• What to do: Reproduce each record exactly, but exclude every picture.

• Exercise data:
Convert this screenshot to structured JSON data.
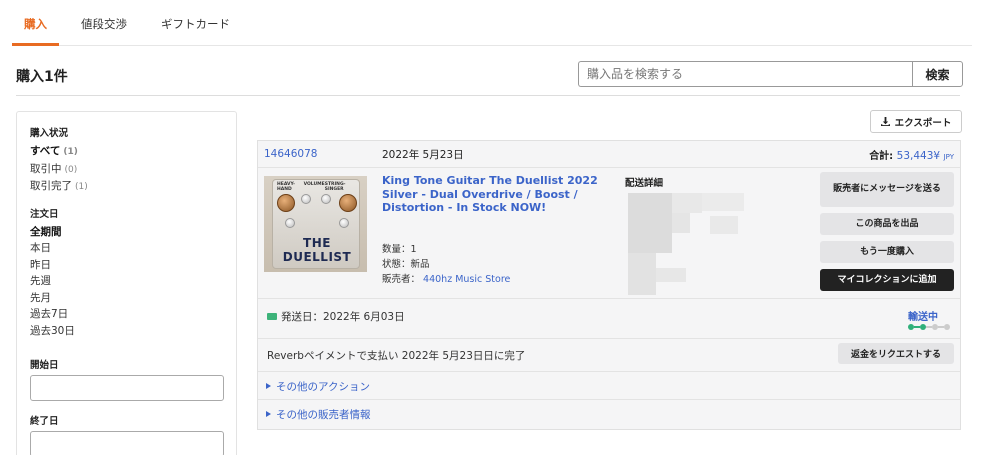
{
  "tabs": [
    {
      "label": "購入",
      "active": true
    },
    {
      "label": "値段交渉",
      "active": false
    },
    {
      "label": "ギフトカード",
      "active": false
    }
  ],
  "page_title": "購入1件",
  "search": {
    "placeholder": "購入品を検索する",
    "button": "検索"
  },
  "sidebar": {
    "status_heading": "購入状況",
    "status_items": [
      {
        "label": "すべて",
        "count": "(1)",
        "active": true
      },
      {
        "label": "取引中",
        "count": "(0)",
        "active": false
      },
      {
        "label": "取引完了",
        "count": "(1)",
        "active": false
      }
    ],
    "date_heading": "注文日",
    "date_items": [
      "全期間",
      "本日",
      "昨日",
      "先週",
      "先月",
      "過去7日",
      "過去30日"
    ],
    "start_label": "開始日",
    "end_label": "終了日"
  },
  "export_label": "エクスポート",
  "order": {
    "id": "14646078",
    "date": "2022年 5月23日",
    "total_label": "合計:",
    "total_amount": "53,443¥",
    "total_currency": "JPY",
    "title": "King Tone Guitar The Duellist 2022 Silver - Dual Overdrive / Boost / Distortion - In Stock NOW!",
    "qty_label": "数量：",
    "qty": "1",
    "condition_label": "状態：",
    "condition": "新品",
    "seller_label": "販売者：",
    "seller": "440hz Music Store",
    "shipping_label": "配送詳細",
    "actions": [
      "販売者にメッセージを送る",
      "この商品を出品",
      "もう一度購入",
      "マイコレクションに追加"
    ],
    "ship_date": "発送日：2022年 6月03日",
    "ship_status": "輸送中",
    "progress_step": 2,
    "progress_total": 4,
    "payment_text": "Reverbペイメントで支払い 2022年 5月23日日に完了",
    "refund_label": "返金をリクエストする",
    "more_actions": "その他のアクション",
    "more_seller": "その他の販売者情報",
    "pedal_text": "THE DUELLIST",
    "pedal_labels": [
      "HEAVY-HAND",
      "VOLUME",
      "STRING-SINGER"
    ]
  }
}
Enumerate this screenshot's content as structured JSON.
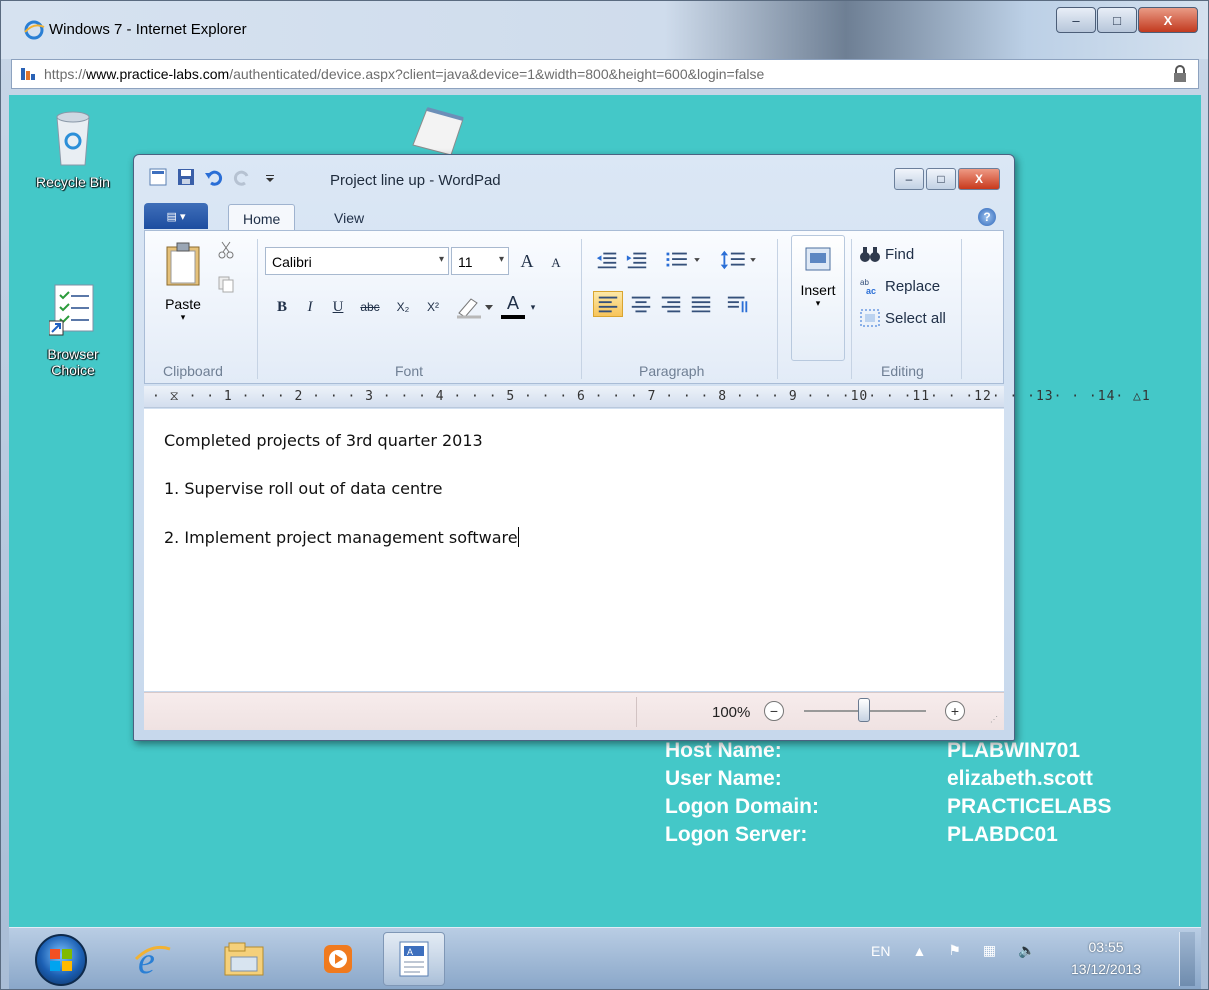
{
  "browser": {
    "title": "Windows 7 - Internet Explorer",
    "url_scheme": "https://",
    "url_host": "www.practice-labs.com",
    "url_path": "/authenticated/device.aspx?client=java&device=1&width=800&height=600&login=false",
    "minimize": "–",
    "maximize": "□",
    "close": "X"
  },
  "desktop": {
    "icons": [
      {
        "label": "Recycle Bin"
      },
      {
        "label": "Browser Choice"
      }
    ],
    "info": [
      {
        "key": "Host Name:",
        "value": "PLABWIN701"
      },
      {
        "key": "User Name:",
        "value": "elizabeth.scott"
      },
      {
        "key": "Logon Domain:",
        "value": "PRACTICELABS"
      },
      {
        "key": "Logon Server:",
        "value": "PLABDC01"
      }
    ]
  },
  "wordpad": {
    "title": "Project line up - WordPad",
    "tabs": {
      "home": "Home",
      "view": "View"
    },
    "help": "?",
    "clipboard": {
      "paste": "Paste",
      "label": "Clipboard"
    },
    "font": {
      "family": "Calibri",
      "size": "11",
      "grow": "A",
      "shrink": "A",
      "bold": "B",
      "italic": "I",
      "underline": "U",
      "strike": "abc",
      "subscript": "X₂",
      "superscript": "X²",
      "color": "A",
      "label": "Font"
    },
    "paragraph": {
      "label": "Paragraph"
    },
    "insert": {
      "label": "Insert"
    },
    "editing": {
      "find": "Find",
      "replace": "Replace",
      "select_all": "Select all",
      "label": "Editing"
    },
    "ruler": "· ⧖ · · 1 · · · 2 · · · 3 · · · 4 · · · 5 · · · 6 · · · 7 · · · 8 · · · 9 · · ·10· · ·11· · ·12· · ·13· · ·14· △1",
    "document": [
      "Completed projects of 3rd quarter 2013",
      "1. Supervise roll out of data centre",
      "2. Implement project management software"
    ],
    "zoom": {
      "percent": "100%",
      "minus": "−",
      "plus": "+",
      "level": 1.0
    }
  },
  "taskbar": {
    "language": "EN",
    "time": "03:55",
    "date": "13/12/2013"
  }
}
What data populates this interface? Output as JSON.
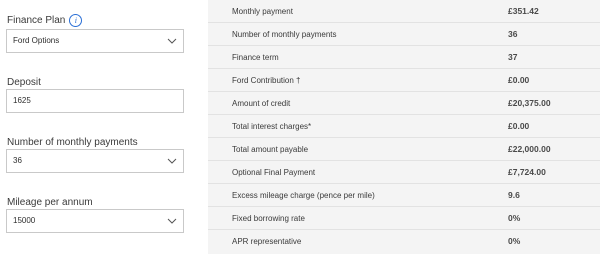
{
  "form": {
    "finance_plan": {
      "label": "Finance Plan",
      "value": "Ford Options",
      "info_icon": "info-icon"
    },
    "deposit": {
      "label": "Deposit",
      "value": "1625"
    },
    "monthly_payments": {
      "label": "Number of monthly payments",
      "value": "36"
    },
    "mileage": {
      "label": "Mileage per annum",
      "value": "15000"
    }
  },
  "summary": {
    "rows": [
      {
        "label": "Monthly payment",
        "value": "£351.42"
      },
      {
        "label": "Number of monthly payments",
        "value": "36"
      },
      {
        "label": "Finance term",
        "value": "37"
      },
      {
        "label": "Ford Contribution †",
        "value": "£0.00"
      },
      {
        "label": "Amount of credit",
        "value": "£20,375.00"
      },
      {
        "label": "Total interest charges*",
        "value": "£0.00"
      },
      {
        "label": "Total amount payable",
        "value": "£22,000.00"
      },
      {
        "label": "Optional Final Payment",
        "value": "£7,724.00"
      },
      {
        "label": "Excess mileage charge (pence per mile)",
        "value": "9.6"
      },
      {
        "label": "Fixed borrowing rate",
        "value": "0%"
      },
      {
        "label": "APR representative",
        "value": "0%"
      }
    ]
  },
  "colors": {
    "accent": "#2a6fd6",
    "panel": "#f4f4f4"
  }
}
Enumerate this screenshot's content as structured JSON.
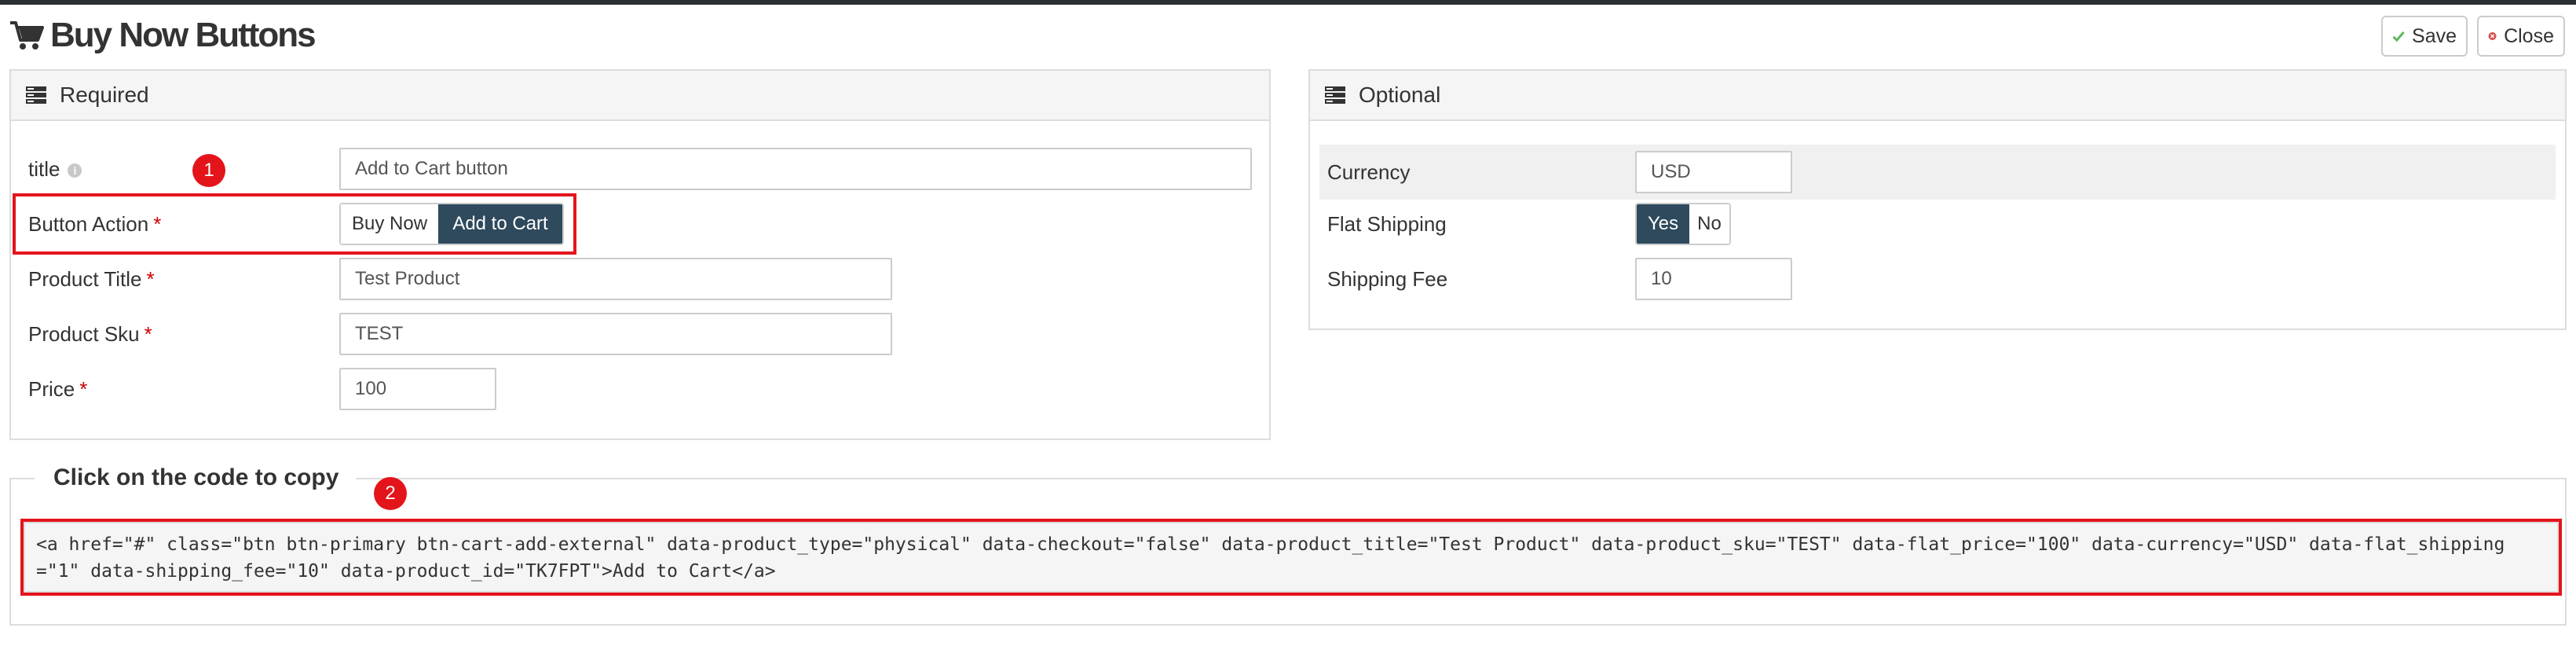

• Written answer:
Convert this screenshot to structured JSON data.
{
  "tabs": [
    {
      "label": "購入",
      "active": true
    },
    {
      "label": "値段交渉",
      "active": false
    },
    {
      "label": "ギフトカード",
      "active": false
    }
  ],
  "page_title": "購入1件",
  "search": {
    "placeholder": "購入品を検索する",
    "button": "検索"
  },
  "sidebar": {
    "status_heading": "購入状況",
    "status_items": [
      {
        "label": "すべて",
        "count": "(1)",
        "active": true
      },
      {
        "label": "取引中",
        "count": "(0)",
        "active": false
      },
      {
        "label": "取引完了",
        "count": "(1)",
        "active": false
      }
    ],
    "date_heading": "注文日",
    "date_items": [
      "全期間",
      "本日",
      "昨日",
      "先週",
      "先月",
      "過去7日",
      "過去30日"
    ],
    "start_label": "開始日",
    "end_label": "終了日"
  },
  "export_label": "エクスポート",
  "order": {
    "id": "14646078",
    "date": "2022年 5月23日",
    "total_label": "合計:",
    "total_amount": "53,443¥",
    "total_currency": "JPY",
    "title": "King Tone Guitar The Duellist 2022 Silver - Dual Overdrive / Boost / Distortion - In Stock NOW!",
    "qty_label": "数量：",
    "qty": "1",
    "condition_label": "状態：",
    "condition": "新品",
    "seller_label": "販売者：",
    "seller": "440hz Music Store",
    "shipping_label": "配送詳細",
    "actions": [
      "販売者にメッセージを送る",
      "この商品を出品",
      "もう一度購入",
      "マイコレクションに追加"
    ],
    "ship_date": "発送日：2022年 6月03日",
    "ship_status": "輸送中",
    "progress_step": 2,
    "progress_total": 4,
    "payment_text": "Reverbペイメントで支払い 2022年 5月23日日に完了",
    "refund_label": "返金をリクエストする",
    "more_actions": "その他のアクション",
    "more_seller": "その他の販売者情報",
    "pedal_text": "THE DUELLIST",
    "pedal_labels": [
      "HEAVY-HAND",
      "VOLUME",
      "STRING-SINGER"
    ]
  }
}
Enumerate this screenshot's content as structured JSON.
{
  "browser": {
    "title": "Windows 7 - Internet Explorer",
    "url_scheme": "https://",
    "url_host": "www.practice-labs.com",
    "url_path": "/authenticated/device.aspx?client=java&device=1&width=800&height=600&login=false",
    "minimize": "–",
    "maximize": "□",
    "close": "X"
  },
  "desktop": {
    "icons": [
      {
        "label": "Recycle Bin"
      },
      {
        "label": "Browser Choice"
      }
    ],
    "info": [
      {
        "key": "Host Name:",
        "value": "PLABWIN701"
      },
      {
        "key": "User Name:",
        "value": "elizabeth.scott"
      },
      {
        "key": "Logon Domain:",
        "value": "PRACTICELABS"
      },
      {
        "key": "Logon Server:",
        "value": "PLABDC01"
      }
    ]
  },
  "wordpad": {
    "title": "Project line up - WordPad",
    "tabs": {
      "home": "Home",
      "view": "View"
    },
    "help": "?",
    "clipboard": {
      "paste": "Paste",
      "label": "Clipboard"
    },
    "font": {
      "family": "Calibri",
      "size": "11",
      "grow": "A",
      "shrink": "A",
      "bold": "B",
      "italic": "I",
      "underline": "U",
      "strike": "abc",
      "subscript": "X₂",
      "superscript": "X²",
      "color": "A",
      "label": "Font"
    },
    "paragraph": {
      "label": "Paragraph"
    },
    "insert": {
      "label": "Insert"
    },
    "editing": {
      "find": "Find",
      "replace": "Replace",
      "select_all": "Select all",
      "label": "Editing"
    },
    "ruler": "· ⧖ · · 1 · · · 2 · · · 3 · · · 4 · · · 5 · · · 6 · · · 7 · · · 8 · · · 9 · · ·10· · ·11· · ·12· · ·13· · ·14· △1",
    "document": [
      "Completed projects of 3rd quarter 2013",
      "1. Supervise roll out of data centre",
      "2. Implement project management software"
    ],
    "zoom": {
      "percent": "100%",
      "minus": "−",
      "plus": "+",
      "level": 1.0
    }
  },
  "taskbar": {
    "language": "EN",
    "time": "03:55",
    "date": "13/12/2013"
  }
}
What data populates this interface? Output as JSON.
{
  "form": {
    "finance_plan": {
      "label": "Finance Plan",
      "value": "Ford Options",
      "info_icon": "info-icon"
    },
    "deposit": {
      "label": "Deposit",
      "value": "1625"
    },
    "monthly_payments": {
      "label": "Number of monthly payments",
      "value": "36"
    },
    "mileage": {
      "label": "Mileage per annum",
      "value": "15000"
    }
  },
  "summary": {
    "rows": [
      {
        "label": "Monthly payment",
        "value": "£351.42"
      },
      {
        "label": "Number of monthly payments",
        "value": "36"
      },
      {
        "label": "Finance term",
        "value": "37"
      },
      {
        "label": "Ford Contribution †",
        "value": "£0.00"
      },
      {
        "label": "Amount of credit",
        "value": "£20,375.00"
      },
      {
        "label": "Total interest charges*",
        "value": "£0.00"
      },
      {
        "label": "Total amount payable",
        "value": "£22,000.00"
      },
      {
        "label": "Optional Final Payment",
        "value": "£7,724.00"
      },
      {
        "label": "Excess mileage charge (pence per mile)",
        "value": "9.6"
      },
      {
        "label": "Fixed borrowing rate",
        "value": "0%"
      },
      {
        "label": "APR representative",
        "value": "0%"
      }
    ]
  },
  "colors": {
    "accent": "#2a6fd6",
    "panel": "#f4f4f4"
  }
}
Enumerate this screenshot's content as structured JSON.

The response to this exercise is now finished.